◆ Problem details
Where does the word "Email" occur in the entries below? Copy every line that has it.

··· Data extracts

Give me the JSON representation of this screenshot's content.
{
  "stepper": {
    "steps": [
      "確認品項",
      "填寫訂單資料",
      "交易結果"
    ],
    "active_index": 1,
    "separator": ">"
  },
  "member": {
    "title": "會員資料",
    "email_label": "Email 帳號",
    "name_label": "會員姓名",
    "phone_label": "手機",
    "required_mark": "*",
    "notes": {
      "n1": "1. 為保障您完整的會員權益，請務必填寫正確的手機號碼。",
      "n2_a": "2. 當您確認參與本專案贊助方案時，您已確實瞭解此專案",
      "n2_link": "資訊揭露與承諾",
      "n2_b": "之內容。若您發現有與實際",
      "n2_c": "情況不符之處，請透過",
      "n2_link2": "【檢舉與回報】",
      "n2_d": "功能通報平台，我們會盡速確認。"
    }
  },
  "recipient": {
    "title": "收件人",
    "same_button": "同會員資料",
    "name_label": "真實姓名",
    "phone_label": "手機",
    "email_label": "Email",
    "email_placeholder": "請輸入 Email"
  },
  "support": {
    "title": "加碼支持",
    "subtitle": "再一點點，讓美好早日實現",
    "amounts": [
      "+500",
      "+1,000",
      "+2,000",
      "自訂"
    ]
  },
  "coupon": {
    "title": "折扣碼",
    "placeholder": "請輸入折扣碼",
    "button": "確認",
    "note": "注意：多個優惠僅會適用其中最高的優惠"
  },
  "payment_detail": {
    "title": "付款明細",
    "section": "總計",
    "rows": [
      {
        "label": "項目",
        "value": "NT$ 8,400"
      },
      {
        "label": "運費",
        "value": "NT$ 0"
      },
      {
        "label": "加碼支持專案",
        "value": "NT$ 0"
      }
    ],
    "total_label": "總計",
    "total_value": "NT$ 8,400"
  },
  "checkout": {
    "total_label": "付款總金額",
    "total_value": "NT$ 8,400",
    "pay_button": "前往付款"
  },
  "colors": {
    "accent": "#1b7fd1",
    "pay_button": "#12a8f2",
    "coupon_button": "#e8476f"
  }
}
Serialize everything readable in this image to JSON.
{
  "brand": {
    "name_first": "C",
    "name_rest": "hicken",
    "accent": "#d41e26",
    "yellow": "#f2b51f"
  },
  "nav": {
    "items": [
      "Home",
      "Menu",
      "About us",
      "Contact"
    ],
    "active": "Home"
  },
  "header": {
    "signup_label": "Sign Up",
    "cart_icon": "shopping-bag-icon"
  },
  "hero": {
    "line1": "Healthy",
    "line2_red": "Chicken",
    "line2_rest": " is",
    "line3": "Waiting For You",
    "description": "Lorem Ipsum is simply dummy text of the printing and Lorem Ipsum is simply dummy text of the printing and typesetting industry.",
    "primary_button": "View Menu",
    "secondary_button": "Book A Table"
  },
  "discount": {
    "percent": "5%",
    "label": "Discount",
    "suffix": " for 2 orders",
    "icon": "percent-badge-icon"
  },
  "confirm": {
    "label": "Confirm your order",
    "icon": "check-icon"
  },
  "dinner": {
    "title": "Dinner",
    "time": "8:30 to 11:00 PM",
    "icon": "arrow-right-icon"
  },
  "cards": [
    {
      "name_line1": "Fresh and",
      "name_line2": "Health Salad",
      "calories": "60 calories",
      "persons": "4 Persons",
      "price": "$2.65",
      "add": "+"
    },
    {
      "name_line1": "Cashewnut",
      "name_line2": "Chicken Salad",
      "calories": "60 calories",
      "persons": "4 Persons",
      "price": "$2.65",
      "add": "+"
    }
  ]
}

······

◆ Output
    "email_label": "Email 帳號",
    "email_label": "Email",
    "email_placeholder": "請輸入 Email"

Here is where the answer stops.